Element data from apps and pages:
——

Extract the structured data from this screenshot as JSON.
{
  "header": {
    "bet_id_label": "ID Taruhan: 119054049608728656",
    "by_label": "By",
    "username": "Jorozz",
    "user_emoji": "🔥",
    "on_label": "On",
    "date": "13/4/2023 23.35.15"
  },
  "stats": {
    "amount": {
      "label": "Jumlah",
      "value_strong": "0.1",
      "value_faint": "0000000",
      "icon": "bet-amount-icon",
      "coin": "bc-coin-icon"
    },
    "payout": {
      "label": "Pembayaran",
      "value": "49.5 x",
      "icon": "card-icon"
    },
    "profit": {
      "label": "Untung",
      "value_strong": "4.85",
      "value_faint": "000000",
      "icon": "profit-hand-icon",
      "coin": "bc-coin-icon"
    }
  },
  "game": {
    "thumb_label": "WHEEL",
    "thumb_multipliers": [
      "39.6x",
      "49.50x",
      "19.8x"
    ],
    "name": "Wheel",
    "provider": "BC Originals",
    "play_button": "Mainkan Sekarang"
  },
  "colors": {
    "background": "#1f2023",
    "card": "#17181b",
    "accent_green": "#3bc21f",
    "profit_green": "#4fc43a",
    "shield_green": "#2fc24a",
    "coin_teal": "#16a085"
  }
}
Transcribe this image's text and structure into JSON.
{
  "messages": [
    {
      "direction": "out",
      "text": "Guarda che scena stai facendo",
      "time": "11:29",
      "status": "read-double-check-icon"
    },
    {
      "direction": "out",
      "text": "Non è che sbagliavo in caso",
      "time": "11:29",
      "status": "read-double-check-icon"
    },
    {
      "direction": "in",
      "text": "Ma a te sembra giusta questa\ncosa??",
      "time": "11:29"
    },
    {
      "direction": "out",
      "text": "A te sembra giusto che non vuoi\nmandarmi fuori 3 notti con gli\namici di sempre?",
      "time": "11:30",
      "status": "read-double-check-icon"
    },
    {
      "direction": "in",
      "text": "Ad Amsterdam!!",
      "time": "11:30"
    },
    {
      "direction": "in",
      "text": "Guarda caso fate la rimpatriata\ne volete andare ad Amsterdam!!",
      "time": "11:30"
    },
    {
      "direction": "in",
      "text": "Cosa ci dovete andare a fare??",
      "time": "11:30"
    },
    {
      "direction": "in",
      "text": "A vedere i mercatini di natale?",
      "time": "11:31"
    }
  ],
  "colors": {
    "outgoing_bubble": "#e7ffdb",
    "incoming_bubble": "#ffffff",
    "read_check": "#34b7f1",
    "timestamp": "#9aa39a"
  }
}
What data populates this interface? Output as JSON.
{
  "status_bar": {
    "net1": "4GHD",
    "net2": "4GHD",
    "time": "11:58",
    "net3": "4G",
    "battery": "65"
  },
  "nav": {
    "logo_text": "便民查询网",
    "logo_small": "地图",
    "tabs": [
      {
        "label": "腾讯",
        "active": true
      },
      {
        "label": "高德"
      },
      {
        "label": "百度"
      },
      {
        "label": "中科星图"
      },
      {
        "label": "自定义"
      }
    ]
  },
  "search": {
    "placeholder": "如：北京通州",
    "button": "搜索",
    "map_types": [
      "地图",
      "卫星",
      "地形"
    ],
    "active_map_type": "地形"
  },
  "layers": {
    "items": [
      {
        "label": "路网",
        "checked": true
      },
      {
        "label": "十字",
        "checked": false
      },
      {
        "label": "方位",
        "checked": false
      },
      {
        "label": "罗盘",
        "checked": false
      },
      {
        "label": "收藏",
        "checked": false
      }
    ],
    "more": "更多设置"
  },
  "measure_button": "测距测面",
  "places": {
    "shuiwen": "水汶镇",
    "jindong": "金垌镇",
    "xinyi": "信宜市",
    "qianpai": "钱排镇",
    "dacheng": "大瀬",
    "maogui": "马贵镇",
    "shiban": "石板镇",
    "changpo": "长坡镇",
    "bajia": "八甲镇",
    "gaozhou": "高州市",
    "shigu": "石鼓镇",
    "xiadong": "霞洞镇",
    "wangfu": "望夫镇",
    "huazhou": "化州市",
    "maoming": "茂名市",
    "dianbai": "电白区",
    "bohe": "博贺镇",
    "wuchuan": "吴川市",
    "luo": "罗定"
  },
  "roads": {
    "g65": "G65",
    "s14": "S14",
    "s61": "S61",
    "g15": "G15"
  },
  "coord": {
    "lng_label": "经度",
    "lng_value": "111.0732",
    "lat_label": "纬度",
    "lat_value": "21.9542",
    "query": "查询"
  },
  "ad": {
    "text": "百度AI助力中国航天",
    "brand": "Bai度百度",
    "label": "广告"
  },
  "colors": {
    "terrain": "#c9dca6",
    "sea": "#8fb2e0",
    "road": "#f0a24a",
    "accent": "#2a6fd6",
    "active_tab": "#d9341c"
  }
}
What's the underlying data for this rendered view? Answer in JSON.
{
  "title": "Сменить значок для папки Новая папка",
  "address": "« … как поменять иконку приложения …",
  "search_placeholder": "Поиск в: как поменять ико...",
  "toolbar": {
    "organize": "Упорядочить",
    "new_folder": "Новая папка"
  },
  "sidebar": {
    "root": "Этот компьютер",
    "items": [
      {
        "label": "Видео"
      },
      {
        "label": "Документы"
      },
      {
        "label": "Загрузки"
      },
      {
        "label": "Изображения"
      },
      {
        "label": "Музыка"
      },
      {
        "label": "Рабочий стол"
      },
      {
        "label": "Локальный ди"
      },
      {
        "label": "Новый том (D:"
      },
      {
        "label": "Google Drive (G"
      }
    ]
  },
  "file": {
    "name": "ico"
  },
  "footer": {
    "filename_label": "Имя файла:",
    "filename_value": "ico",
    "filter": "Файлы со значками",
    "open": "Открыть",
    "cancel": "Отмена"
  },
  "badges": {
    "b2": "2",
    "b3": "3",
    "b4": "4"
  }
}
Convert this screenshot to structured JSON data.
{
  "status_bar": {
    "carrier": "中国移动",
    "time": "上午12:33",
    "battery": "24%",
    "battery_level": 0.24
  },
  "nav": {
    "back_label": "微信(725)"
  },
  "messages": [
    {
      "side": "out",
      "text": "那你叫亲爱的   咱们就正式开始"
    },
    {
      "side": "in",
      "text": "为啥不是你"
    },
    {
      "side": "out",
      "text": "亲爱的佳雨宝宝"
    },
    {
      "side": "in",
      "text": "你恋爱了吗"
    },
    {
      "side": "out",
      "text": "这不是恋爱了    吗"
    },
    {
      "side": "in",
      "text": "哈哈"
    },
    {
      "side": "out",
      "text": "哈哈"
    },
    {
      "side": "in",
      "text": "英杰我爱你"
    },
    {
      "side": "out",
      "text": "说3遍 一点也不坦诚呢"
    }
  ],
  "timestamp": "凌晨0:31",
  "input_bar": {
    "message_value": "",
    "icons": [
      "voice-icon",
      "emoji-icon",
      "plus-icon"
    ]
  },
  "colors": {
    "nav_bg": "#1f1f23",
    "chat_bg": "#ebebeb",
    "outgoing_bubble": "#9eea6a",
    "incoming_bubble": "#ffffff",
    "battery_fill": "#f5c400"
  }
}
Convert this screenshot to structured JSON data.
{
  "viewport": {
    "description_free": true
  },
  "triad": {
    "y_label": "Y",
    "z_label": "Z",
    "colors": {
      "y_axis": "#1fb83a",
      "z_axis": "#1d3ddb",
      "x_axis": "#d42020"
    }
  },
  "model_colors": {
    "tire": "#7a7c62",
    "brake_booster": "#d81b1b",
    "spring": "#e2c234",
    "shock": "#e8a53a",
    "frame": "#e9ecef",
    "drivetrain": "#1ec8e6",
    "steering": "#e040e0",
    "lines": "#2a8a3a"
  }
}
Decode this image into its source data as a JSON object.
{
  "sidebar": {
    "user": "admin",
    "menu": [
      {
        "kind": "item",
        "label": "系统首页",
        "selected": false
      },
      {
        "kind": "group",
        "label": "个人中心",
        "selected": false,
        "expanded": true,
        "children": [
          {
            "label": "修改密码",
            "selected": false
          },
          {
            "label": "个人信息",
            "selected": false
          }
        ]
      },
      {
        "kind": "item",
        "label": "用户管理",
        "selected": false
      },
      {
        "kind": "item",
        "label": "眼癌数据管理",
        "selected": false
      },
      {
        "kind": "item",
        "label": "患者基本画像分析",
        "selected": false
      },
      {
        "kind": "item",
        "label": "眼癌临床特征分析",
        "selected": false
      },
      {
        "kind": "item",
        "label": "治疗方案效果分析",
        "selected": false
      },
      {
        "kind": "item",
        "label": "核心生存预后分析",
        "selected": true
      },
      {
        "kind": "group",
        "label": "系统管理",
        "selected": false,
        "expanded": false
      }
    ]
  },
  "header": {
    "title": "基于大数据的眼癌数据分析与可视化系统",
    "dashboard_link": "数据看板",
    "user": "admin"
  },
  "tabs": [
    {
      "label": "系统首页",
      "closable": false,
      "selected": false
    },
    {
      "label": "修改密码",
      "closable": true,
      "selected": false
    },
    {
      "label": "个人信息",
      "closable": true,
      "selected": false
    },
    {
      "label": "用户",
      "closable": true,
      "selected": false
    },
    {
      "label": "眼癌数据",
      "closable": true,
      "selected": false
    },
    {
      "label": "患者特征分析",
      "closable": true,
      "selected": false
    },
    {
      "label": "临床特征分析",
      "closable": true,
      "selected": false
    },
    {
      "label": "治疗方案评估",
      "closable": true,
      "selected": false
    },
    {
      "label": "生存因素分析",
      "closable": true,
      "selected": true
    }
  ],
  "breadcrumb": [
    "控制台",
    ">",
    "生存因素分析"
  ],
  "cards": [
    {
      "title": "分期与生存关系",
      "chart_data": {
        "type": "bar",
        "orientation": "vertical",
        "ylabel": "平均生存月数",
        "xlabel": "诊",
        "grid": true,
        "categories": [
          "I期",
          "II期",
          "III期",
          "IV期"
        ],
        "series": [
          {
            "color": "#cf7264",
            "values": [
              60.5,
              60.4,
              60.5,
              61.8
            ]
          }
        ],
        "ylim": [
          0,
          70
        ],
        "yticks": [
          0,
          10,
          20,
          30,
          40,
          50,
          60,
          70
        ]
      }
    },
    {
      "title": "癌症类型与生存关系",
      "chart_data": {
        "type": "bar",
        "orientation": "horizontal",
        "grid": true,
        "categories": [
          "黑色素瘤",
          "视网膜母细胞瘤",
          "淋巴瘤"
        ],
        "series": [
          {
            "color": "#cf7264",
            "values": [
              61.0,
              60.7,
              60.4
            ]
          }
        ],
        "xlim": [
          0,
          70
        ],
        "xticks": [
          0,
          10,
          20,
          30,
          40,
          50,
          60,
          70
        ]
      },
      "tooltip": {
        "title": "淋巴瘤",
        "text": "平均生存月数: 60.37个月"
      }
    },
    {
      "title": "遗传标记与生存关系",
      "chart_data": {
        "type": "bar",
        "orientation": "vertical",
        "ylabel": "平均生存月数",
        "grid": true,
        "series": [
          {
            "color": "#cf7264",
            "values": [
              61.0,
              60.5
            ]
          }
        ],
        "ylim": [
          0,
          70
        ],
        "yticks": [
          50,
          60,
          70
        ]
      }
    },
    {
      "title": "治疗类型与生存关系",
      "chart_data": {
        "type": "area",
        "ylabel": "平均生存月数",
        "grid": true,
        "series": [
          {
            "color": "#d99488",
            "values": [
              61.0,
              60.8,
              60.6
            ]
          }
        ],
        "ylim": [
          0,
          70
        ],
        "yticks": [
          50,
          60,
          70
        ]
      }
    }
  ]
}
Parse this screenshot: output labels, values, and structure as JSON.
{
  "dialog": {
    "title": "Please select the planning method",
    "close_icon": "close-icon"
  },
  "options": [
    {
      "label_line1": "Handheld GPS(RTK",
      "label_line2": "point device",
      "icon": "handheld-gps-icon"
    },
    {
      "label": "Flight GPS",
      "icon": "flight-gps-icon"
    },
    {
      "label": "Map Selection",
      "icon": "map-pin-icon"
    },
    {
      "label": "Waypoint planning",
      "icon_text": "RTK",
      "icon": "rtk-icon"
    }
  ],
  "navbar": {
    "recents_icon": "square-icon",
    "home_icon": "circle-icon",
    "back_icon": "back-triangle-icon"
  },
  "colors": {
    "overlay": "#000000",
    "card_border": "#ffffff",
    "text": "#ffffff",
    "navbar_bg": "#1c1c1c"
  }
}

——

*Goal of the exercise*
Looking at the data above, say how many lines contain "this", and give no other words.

*Written solution*
8